It’s not hard to walk around #DTJax and see beauty. From the historic buildings and eye-catching architecture to the hidden gems like Spliff’s Beer Garden and murals throughout the city, we have a lot of offer. The streets of #DTJax are about to get even more artsy with the help of The City of Jacksonville’s Art in Public Places Program, together with the Cultural Council of Greater Jacksonville and the Downtown Investment Authority.

If you’ve walked around #DTJax lately, you may have seen green decals sprinkled throughout the streets. Come Spring 2017, these spots will be home to brand new art pieces thanks to the Urban Arts Project Phase 1 of the Art in Public Places Program.

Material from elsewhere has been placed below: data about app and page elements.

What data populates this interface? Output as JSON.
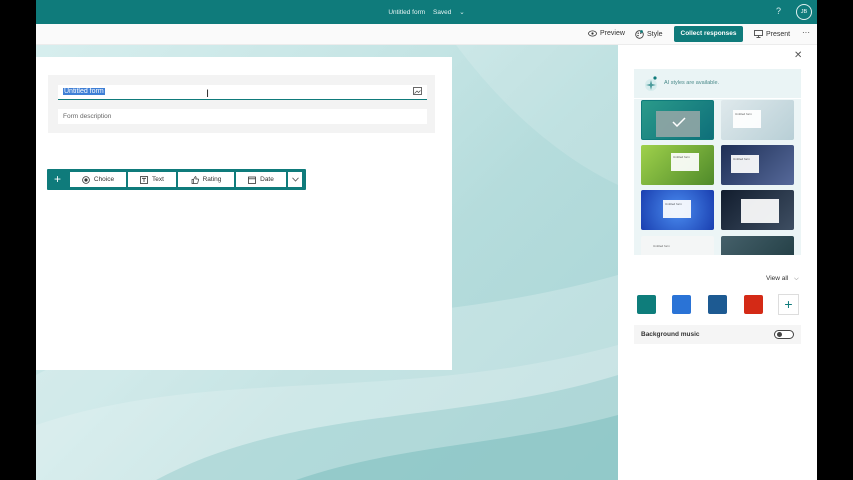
{
  "topbar": {
    "form_title": "Untitled form",
    "status": "Saved",
    "status_more": "⌄",
    "help": "?",
    "avatar_initials": "JB"
  },
  "toolbar": {
    "preview": "Preview",
    "style": "Style",
    "collect": "Collect responses",
    "present": "Present",
    "more": "···"
  },
  "form": {
    "title_value": "Untitled form",
    "description_placeholder": "Form description"
  },
  "question_types": {
    "add": "+",
    "choice": "Choice",
    "text": "Text",
    "rating": "Rating",
    "date": "Date"
  },
  "panel": {
    "close": "✕",
    "ai_text": "AI styles are available.",
    "view_all": "View all",
    "background_music": "Background music",
    "background_music_on": false,
    "theme_form_label": "Untitled form"
  },
  "colors": {
    "brand": "#0f7b7b",
    "swatches": [
      "#0e7d7b",
      "#2a73d6",
      "#1d5a92",
      "#d42a16"
    ]
  }
}
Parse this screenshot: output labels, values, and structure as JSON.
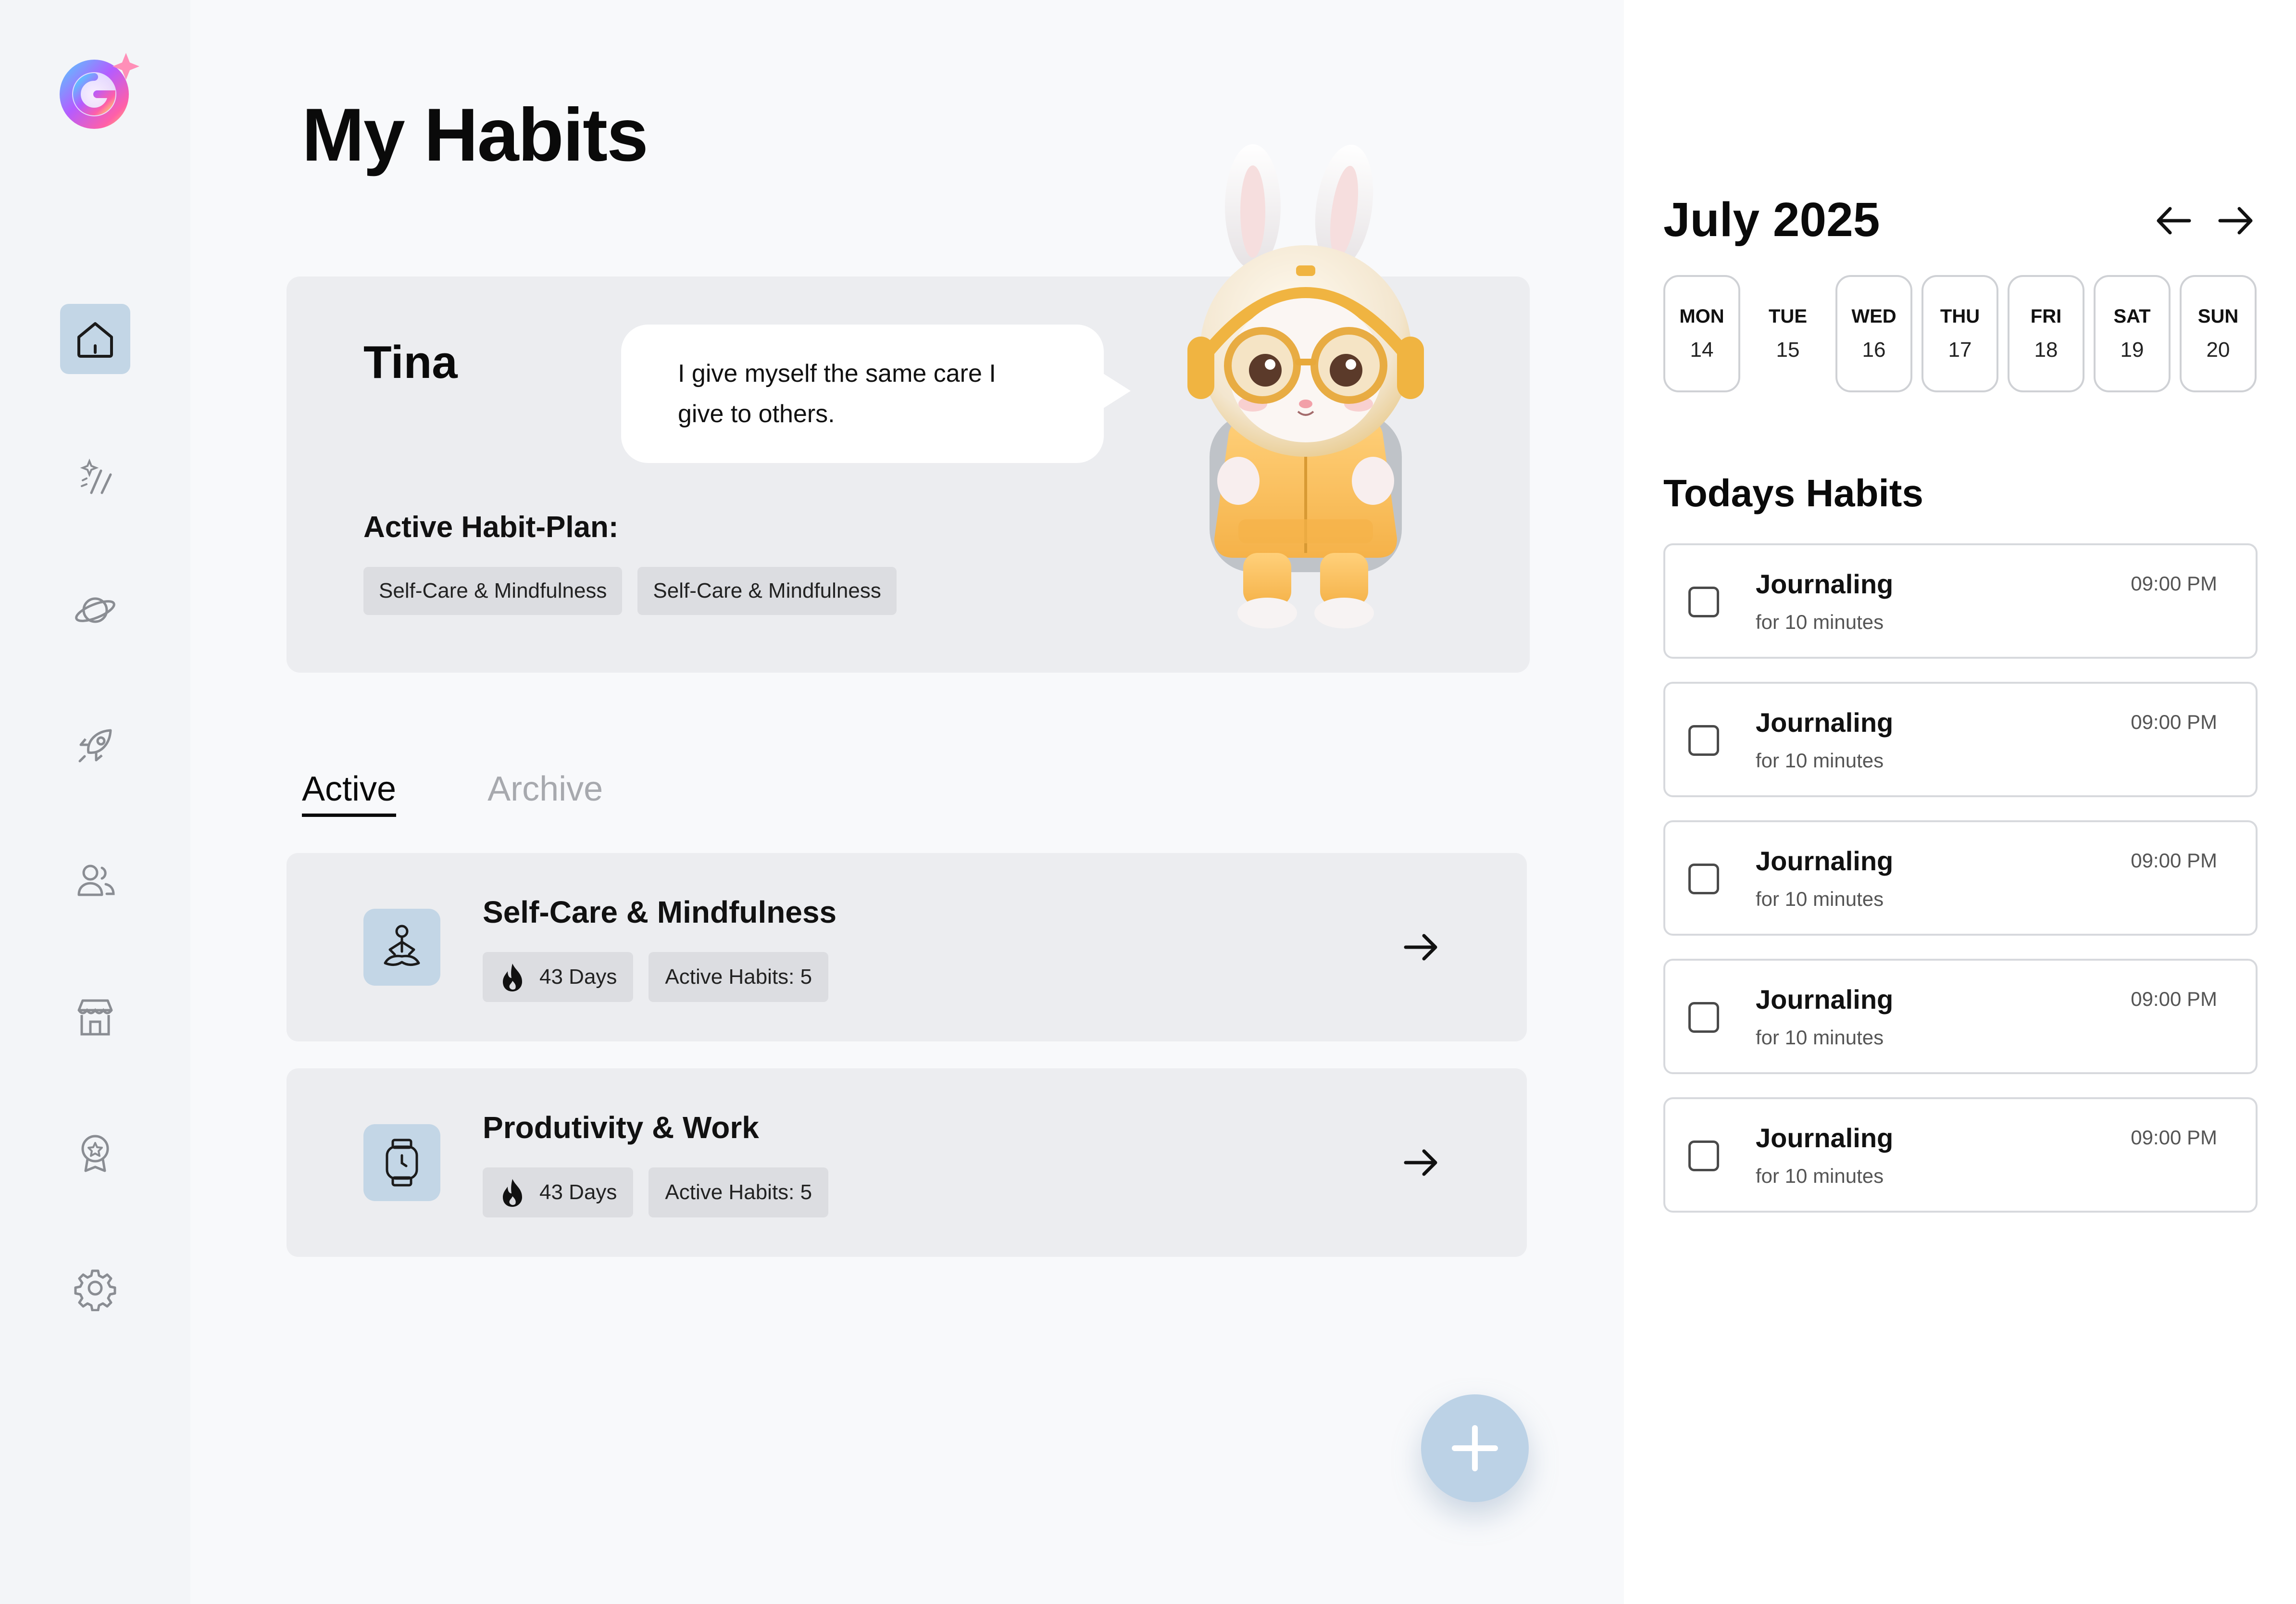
{
  "colors": {
    "accent": "#c3d6e6",
    "fab": "#bcd2e6",
    "card": "#ecedf0",
    "chip": "#dcdde1"
  },
  "sidebar": {
    "items": [
      {
        "icon": "home-icon",
        "active": true
      },
      {
        "icon": "sparkle-wand-icon",
        "active": false
      },
      {
        "icon": "planet-icon",
        "active": false
      },
      {
        "icon": "rocket-icon",
        "active": false
      },
      {
        "icon": "users-icon",
        "active": false
      },
      {
        "icon": "store-icon",
        "active": false
      },
      {
        "icon": "badge-icon",
        "active": false
      },
      {
        "icon": "gear-icon",
        "active": false
      }
    ]
  },
  "main": {
    "title": "My Habits",
    "profile": {
      "name": "Tina",
      "quote": "I give myself the same care I give to others.",
      "plan_label": "Active Habit-Plan:",
      "plan_tags": [
        "Self-Care & Mindfulness",
        "Self-Care & Mindfulness"
      ]
    },
    "tabs": [
      {
        "label": "Active",
        "active": true
      },
      {
        "label": "Archive",
        "active": false
      }
    ],
    "plans": [
      {
        "name": "Self-Care & Mindfulness",
        "streak": "43 Days",
        "habits": "Active Habits: 5",
        "icon": "meditation-icon"
      },
      {
        "name": "Produtivity & Work",
        "streak": "43 Days",
        "habits": "Active Habits: 5",
        "icon": "smartwatch-icon"
      }
    ]
  },
  "calendar": {
    "month": "July 2025",
    "days": [
      {
        "name": "MON",
        "date": "14",
        "outlined": true
      },
      {
        "name": "TUE",
        "date": "15",
        "outlined": false
      },
      {
        "name": "WED",
        "date": "16",
        "outlined": true
      },
      {
        "name": "THU",
        "date": "17",
        "outlined": true
      },
      {
        "name": "FRI",
        "date": "18",
        "outlined": true
      },
      {
        "name": "SAT",
        "date": "19",
        "outlined": true
      },
      {
        "name": "SUN",
        "date": "20",
        "outlined": true
      }
    ]
  },
  "today": {
    "title": "Todays Habits",
    "habits": [
      {
        "name": "Journaling",
        "duration": "for 10 minutes",
        "time": "09:00 PM"
      },
      {
        "name": "Journaling",
        "duration": "for 10 minutes",
        "time": "09:00 PM"
      },
      {
        "name": "Journaling",
        "duration": "for 10 minutes",
        "time": "09:00 PM"
      },
      {
        "name": "Journaling",
        "duration": "for 10 minutes",
        "time": "09:00 PM"
      },
      {
        "name": "Journaling",
        "duration": "for 10 minutes",
        "time": "09:00 PM"
      }
    ]
  }
}
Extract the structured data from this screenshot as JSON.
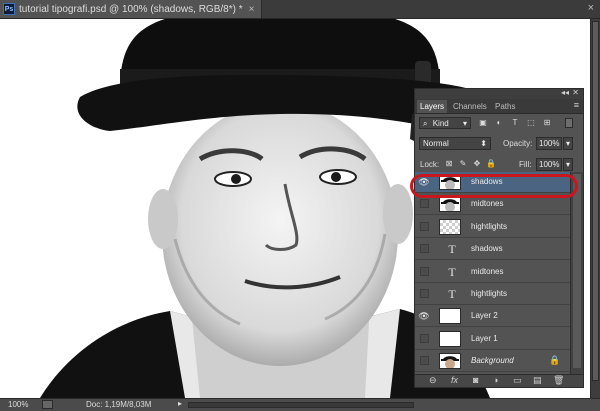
{
  "document": {
    "ps_badge": "Ps",
    "title": "tutorial tipografi.psd @ 100% (shadows, RGB/8*) *",
    "tab_close": "×",
    "window_close": "×"
  },
  "status": {
    "zoom": "100%",
    "doc": "Doc: 1,19M/8,03M",
    "arrow": "▸"
  },
  "layers_panel": {
    "collapse": "◂◂",
    "close": "✕",
    "tabs": [
      "Layers",
      "Channels",
      "Paths"
    ],
    "active_tab": "Layers",
    "menu": "≡",
    "filter": {
      "label": "Kind",
      "icon": "search-icon",
      "caret": "▾"
    },
    "filter_icons": [
      "▣",
      "◐",
      "T",
      "⬚",
      "⊞"
    ],
    "blend_mode": "Normal",
    "blend_caret": "⬍",
    "opacity_label": "Opacity:",
    "opacity_value": "100%",
    "lock_label": "Lock:",
    "lock_icons": [
      "⊠",
      "✎",
      "✥",
      "🔒"
    ],
    "fill_label": "Fill:",
    "fill_value": "100%",
    "dropdown_caret": "▾",
    "layers": [
      {
        "name": "shadows",
        "kind": "image",
        "visible": true,
        "selected": true
      },
      {
        "name": "midtones",
        "kind": "image",
        "visible": false,
        "selected": false
      },
      {
        "name": "hightlights",
        "kind": "checker",
        "visible": false,
        "selected": false
      },
      {
        "name": "shadows",
        "kind": "text",
        "visible": false,
        "selected": false
      },
      {
        "name": "midtones",
        "kind": "text",
        "visible": false,
        "selected": false
      },
      {
        "name": "hightlights",
        "kind": "text",
        "visible": false,
        "selected": false
      },
      {
        "name": "Layer 2",
        "kind": "white",
        "visible": true,
        "selected": false
      },
      {
        "name": "Layer 1",
        "kind": "white",
        "visible": false,
        "selected": false
      },
      {
        "name": "Background",
        "kind": "photo",
        "visible": false,
        "selected": false,
        "locked": true
      }
    ],
    "text_glyph": "T",
    "eye_glyph": "👁",
    "lock_glyph": "🔒",
    "footer_icons": [
      "⊖",
      "fx",
      "◙",
      "◑",
      "▭",
      "▤",
      "🗑"
    ]
  },
  "colors": {
    "selection": "#4a6482",
    "highlight_ring": "#c8171e",
    "panel_bg": "#535353"
  }
}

The Art in Public Places Program was adopted by City Council in 1997 and thus created the Art in Public Places Trust Fund. This fund is subsidized through an allocated percentage of construction costs for building a public facility thus designating specific funds for capital improvement and even more specifically, for public art. This money then goes toward large-scale community art projects that gets broken down into artist fees and supplies (85%), maintenance (5%) and community outreach programs (10%).

Phase one of the Urban Arts Project, with guidance from the Downtown Investment Authority, focuses on placing street art like bike racks, street furnishings and outdoor sculptures along the streets while also beautifying existing infrastructure like the skyway columns and traffic signal cabinets. After all is said and done, 34 different projects will embellish #DTJax. Six artists from the State of Florida, two of whom are from Jacksonville, will produce original art installations at each location. Meet the six artists:

  • Cecilia Lueza, of Miami is a 2-D and 3-D artist who will address nine of the JTA Skyway columns along Hogan Street from Hemming Park Station to Bay Street. Lueza is interested in this project “because it will provide us the opportunity to create a site specific public art that would engage the public while creating welcoming focal points for the area.”
  • Andrew Reid, of North Bay Village, Florida is a muralist who will paint eight JTA Skyway columns that run from Bay Street to Central Station. Reid emphasizes that the “collaborative process is important to help inform the final vision for the artwork. By working closely with the people and organizations that are invested in the community, I would come up with an artistic solution that is perfectly and uniquely suited for this project.”
  • Michelle Weinberg, of Miami Beach, has a fine art background and works in multiple media. She will design images for vinyl wraps to be placed on seven traffic signal cabinets within the urban core. She says, “my paintings describe architectural spaces as theater. Streetscapes, alleys, plazas, kiosks, storefronts, any instance in which wall meets floor and forms an area for drama to occur – this is where my imagination begins.”
  • Lance Vickery, of Jacksonville Beach, is a sculptor who will design and build several sets of sculptural bike racks for Downtown, creating enticing art for passersby as well as convenient racks for cyclists. Lance Vickery says he is “very interested in working with the various stakeholders to make this a significant project for Jacksonville.”
  • Jenny Hager, of Jacksonville Beach, is a UNF art professor who will design and create sculptural seating along Hogan Street to both delight pedestrians and offer the respite of seating. Hager states, “the intention behind my work is to create a truly engaging experience for the viewer, one that has resonance and power in the moment. I believe very much in being a part of my local art community and strive to make it a more interesting and cultural place in which to live.”
  • Rafael Consuegra, who was born in Cuba and resides in Miami, is selected by the panel to create a large iconic outdoor sculpture to be placed near the corner of Monroe and Laura Streets by Snyder Memorial Church. Consuegra believes that public art “rests not only in creating a unique and fresh work of art that will never go unnoticed, but also a work of art that: is site-specific, has intrinsic value, is considered a landmark, is able to withstand the passage of time, succeeds in expressing a concept and/or emotion and is easy to maintain.”

We are excited to see these stunning new additions to #DTJax art and culture soon! Keep up with the Art in Public Places Program by visting the website or following them on Facebook, Twitter and Instagram.